#### [Problem to work on]
Please give the listing again in full, leaving out its images.

#### [The data]
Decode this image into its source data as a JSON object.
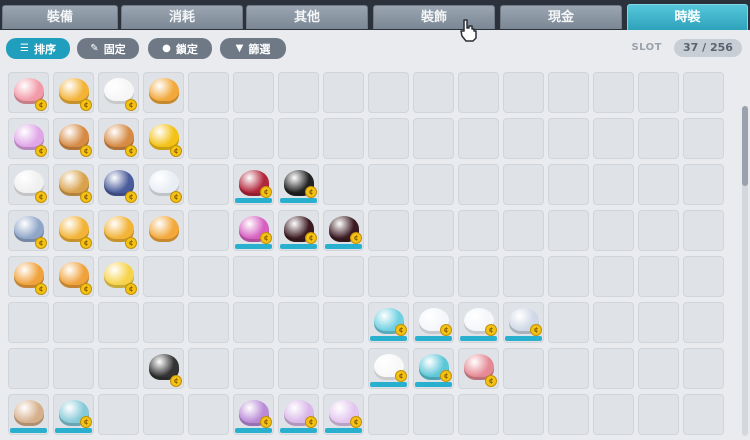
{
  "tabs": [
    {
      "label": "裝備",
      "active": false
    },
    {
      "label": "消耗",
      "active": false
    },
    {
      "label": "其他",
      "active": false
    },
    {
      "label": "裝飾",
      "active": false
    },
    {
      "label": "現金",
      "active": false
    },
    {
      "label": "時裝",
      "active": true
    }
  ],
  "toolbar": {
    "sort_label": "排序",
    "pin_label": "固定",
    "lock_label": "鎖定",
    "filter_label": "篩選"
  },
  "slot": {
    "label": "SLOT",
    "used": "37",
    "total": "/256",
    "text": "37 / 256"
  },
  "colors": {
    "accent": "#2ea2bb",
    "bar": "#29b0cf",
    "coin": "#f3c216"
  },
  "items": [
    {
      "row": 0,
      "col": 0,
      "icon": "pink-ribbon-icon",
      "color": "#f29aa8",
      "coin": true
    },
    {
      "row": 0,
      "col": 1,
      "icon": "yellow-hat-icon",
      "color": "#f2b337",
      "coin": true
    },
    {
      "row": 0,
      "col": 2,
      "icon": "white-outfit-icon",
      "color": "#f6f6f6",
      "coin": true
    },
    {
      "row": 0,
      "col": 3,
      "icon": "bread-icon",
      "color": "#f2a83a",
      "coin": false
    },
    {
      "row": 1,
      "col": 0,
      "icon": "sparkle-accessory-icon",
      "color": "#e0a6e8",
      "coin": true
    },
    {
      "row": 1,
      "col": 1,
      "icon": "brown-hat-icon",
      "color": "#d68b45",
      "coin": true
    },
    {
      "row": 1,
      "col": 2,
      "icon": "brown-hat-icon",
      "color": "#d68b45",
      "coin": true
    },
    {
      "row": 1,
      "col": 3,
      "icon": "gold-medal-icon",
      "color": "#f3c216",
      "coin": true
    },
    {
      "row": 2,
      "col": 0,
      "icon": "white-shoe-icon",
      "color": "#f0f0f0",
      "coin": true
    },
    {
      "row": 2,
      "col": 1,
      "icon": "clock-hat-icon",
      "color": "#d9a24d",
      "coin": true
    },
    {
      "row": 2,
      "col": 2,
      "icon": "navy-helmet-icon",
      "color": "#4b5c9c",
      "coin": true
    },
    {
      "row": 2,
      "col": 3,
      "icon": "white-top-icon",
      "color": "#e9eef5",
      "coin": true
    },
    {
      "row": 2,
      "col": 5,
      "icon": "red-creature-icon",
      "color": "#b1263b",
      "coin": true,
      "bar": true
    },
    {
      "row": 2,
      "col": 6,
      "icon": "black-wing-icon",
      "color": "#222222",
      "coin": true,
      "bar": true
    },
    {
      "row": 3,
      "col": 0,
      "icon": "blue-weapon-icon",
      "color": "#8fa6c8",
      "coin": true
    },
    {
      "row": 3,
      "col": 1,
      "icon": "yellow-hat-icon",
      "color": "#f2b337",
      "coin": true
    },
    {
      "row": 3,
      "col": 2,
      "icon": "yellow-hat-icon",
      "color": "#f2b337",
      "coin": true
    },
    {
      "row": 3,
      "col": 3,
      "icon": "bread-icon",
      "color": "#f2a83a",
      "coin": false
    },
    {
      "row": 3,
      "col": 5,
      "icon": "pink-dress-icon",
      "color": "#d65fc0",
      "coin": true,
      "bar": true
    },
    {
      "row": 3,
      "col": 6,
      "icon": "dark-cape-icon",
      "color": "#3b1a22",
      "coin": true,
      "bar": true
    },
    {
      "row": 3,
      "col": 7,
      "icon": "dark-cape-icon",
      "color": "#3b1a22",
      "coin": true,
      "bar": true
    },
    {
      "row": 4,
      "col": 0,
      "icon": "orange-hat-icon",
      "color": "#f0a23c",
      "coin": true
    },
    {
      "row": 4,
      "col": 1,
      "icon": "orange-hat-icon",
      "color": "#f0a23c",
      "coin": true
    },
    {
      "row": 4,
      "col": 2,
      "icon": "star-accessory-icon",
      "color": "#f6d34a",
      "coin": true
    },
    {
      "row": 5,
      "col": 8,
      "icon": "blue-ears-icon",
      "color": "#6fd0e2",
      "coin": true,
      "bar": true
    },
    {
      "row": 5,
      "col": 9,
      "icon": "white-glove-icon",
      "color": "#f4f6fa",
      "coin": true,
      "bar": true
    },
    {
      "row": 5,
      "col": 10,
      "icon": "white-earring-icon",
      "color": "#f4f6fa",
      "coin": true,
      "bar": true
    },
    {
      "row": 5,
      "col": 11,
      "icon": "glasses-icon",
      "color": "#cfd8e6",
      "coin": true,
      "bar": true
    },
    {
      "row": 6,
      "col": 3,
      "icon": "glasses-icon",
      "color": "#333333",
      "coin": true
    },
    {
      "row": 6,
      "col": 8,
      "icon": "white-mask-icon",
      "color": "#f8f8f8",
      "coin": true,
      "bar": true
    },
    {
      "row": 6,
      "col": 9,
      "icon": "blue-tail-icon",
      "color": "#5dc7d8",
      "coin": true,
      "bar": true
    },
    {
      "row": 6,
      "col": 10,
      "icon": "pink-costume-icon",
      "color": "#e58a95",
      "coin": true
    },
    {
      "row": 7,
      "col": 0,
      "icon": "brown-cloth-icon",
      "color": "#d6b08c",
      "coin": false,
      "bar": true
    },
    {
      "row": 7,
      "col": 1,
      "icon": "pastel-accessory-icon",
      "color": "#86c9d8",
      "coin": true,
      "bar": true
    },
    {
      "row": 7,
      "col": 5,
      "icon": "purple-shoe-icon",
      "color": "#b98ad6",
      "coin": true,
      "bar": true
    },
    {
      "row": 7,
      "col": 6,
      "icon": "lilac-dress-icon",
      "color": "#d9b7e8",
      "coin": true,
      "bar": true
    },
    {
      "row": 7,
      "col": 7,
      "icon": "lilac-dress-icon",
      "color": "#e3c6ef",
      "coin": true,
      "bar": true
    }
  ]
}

#### [Task answer]
Decode this image into its source data as a JSON object.
{
  "tabs": [
    {
      "label": "裝備",
      "active": false
    },
    {
      "label": "消耗",
      "active": false
    },
    {
      "label": "其他",
      "active": false
    },
    {
      "label": "裝飾",
      "active": false
    },
    {
      "label": "現金",
      "active": false
    },
    {
      "label": "時裝",
      "active": true
    }
  ],
  "toolbar": {
    "sort_label": "排序",
    "pin_label": "固定",
    "lock_label": "鎖定",
    "filter_label": "篩選"
  },
  "slot": {
    "label": "SLOT",
    "used": "37",
    "total": "/256",
    "text": "37 / 256"
  },
  "colors": {
    "accent": "#2ea2bb",
    "bar": "#29b0cf",
    "coin": "#f3c216"
  },
  "items": [
    {
      "row": 0,
      "col": 0,
      "icon": "pink-ribbon-icon",
      "color": "#f29aa8",
      "coin": true
    },
    {
      "row": 0,
      "col": 1,
      "icon": "yellow-hat-icon",
      "color": "#f2b337",
      "coin": true
    },
    {
      "row": 0,
      "col": 2,
      "icon": "white-outfit-icon",
      "color": "#f6f6f6",
      "coin": true
    },
    {
      "row": 0,
      "col": 3,
      "icon": "bread-icon",
      "color": "#f2a83a",
      "coin": false
    },
    {
      "row": 1,
      "col": 0,
      "icon": "sparkle-accessory-icon",
      "color": "#e0a6e8",
      "coin": true
    },
    {
      "row": 1,
      "col": 1,
      "icon": "brown-hat-icon",
      "color": "#d68b45",
      "coin": true
    },
    {
      "row": 1,
      "col": 2,
      "icon": "brown-hat-icon",
      "color": "#d68b45",
      "coin": true
    },
    {
      "row": 1,
      "col": 3,
      "icon": "gold-medal-icon",
      "color": "#f3c216",
      "coin": true
    },
    {
      "row": 2,
      "col": 0,
      "icon": "white-shoe-icon",
      "color": "#f0f0f0",
      "coin": true
    },
    {
      "row": 2,
      "col": 1,
      "icon": "clock-hat-icon",
      "color": "#d9a24d",
      "coin": true
    },
    {
      "row": 2,
      "col": 2,
      "icon": "navy-helmet-icon",
      "color": "#4b5c9c",
      "coin": true
    },
    {
      "row": 2,
      "col": 3,
      "icon": "white-top-icon",
      "color": "#e9eef5",
      "coin": true
    },
    {
      "row": 2,
      "col": 5,
      "icon": "red-creature-icon",
      "color": "#b1263b",
      "coin": true,
      "bar": true
    },
    {
      "row": 2,
      "col": 6,
      "icon": "black-wing-icon",
      "color": "#222222",
      "coin": true,
      "bar": true
    },
    {
      "row": 3,
      "col": 0,
      "icon": "blue-weapon-icon",
      "color": "#8fa6c8",
      "coin": true
    },
    {
      "row": 3,
      "col": 1,
      "icon": "yellow-hat-icon",
      "color": "#f2b337",
      "coin": true
    },
    {
      "row": 3,
      "col": 2,
      "icon": "yellow-hat-icon",
      "color": "#f2b337",
      "coin": true
    },
    {
      "row": 3,
      "col": 3,
      "icon": "bread-icon",
      "color": "#f2a83a",
      "coin": false
    },
    {
      "row": 3,
      "col": 5,
      "icon": "pink-dress-icon",
      "color": "#d65fc0",
      "coin": true,
      "bar": true
    },
    {
      "row": 3,
      "col": 6,
      "icon": "dark-cape-icon",
      "color": "#3b1a22",
      "coin": true,
      "bar": true
    },
    {
      "row": 3,
      "col": 7,
      "icon": "dark-cape-icon",
      "color": "#3b1a22",
      "coin": true,
      "bar": true
    },
    {
      "row": 4,
      "col": 0,
      "icon": "orange-hat-icon",
      "color": "#f0a23c",
      "coin": true
    },
    {
      "row": 4,
      "col": 1,
      "icon": "orange-hat-icon",
      "color": "#f0a23c",
      "coin": true
    },
    {
      "row": 4,
      "col": 2,
      "icon": "star-accessory-icon",
      "color": "#f6d34a",
      "coin": true
    },
    {
      "row": 5,
      "col": 8,
      "icon": "blue-ears-icon",
      "color": "#6fd0e2",
      "coin": true,
      "bar": true
    },
    {
      "row": 5,
      "col": 9,
      "icon": "white-glove-icon",
      "color": "#f4f6fa",
      "coin": true,
      "bar": true
    },
    {
      "row": 5,
      "col": 10,
      "icon": "white-earring-icon",
      "color": "#f4f6fa",
      "coin": true,
      "bar": true
    },
    {
      "row": 5,
      "col": 11,
      "icon": "glasses-icon",
      "color": "#cfd8e6",
      "coin": true,
      "bar": true
    },
    {
      "row": 6,
      "col": 3,
      "icon": "glasses-icon",
      "color": "#333333",
      "coin": true
    },
    {
      "row": 6,
      "col": 8,
      "icon": "white-mask-icon",
      "color": "#f8f8f8",
      "coin": true,
      "bar": true
    },
    {
      "row": 6,
      "col": 9,
      "icon": "blue-tail-icon",
      "color": "#5dc7d8",
      "coin": true,
      "bar": true
    },
    {
      "row": 6,
      "col": 10,
      "icon": "pink-costume-icon",
      "color": "#e58a95",
      "coin": true
    },
    {
      "row": 7,
      "col": 0,
      "icon": "brown-cloth-icon",
      "color": "#d6b08c",
      "coin": false,
      "bar": true
    },
    {
      "row": 7,
      "col": 1,
      "icon": "pastel-accessory-icon",
      "color": "#86c9d8",
      "coin": true,
      "bar": true
    },
    {
      "row": 7,
      "col": 5,
      "icon": "purple-shoe-icon",
      "color": "#b98ad6",
      "coin": true,
      "bar": true
    },
    {
      "row": 7,
      "col": 6,
      "icon": "lilac-dress-icon",
      "color": "#d9b7e8",
      "coin": true,
      "bar": true
    },
    {
      "row": 7,
      "col": 7,
      "icon": "lilac-dress-icon",
      "color": "#e3c6ef",
      "coin": true,
      "bar": true
    }
  ]
}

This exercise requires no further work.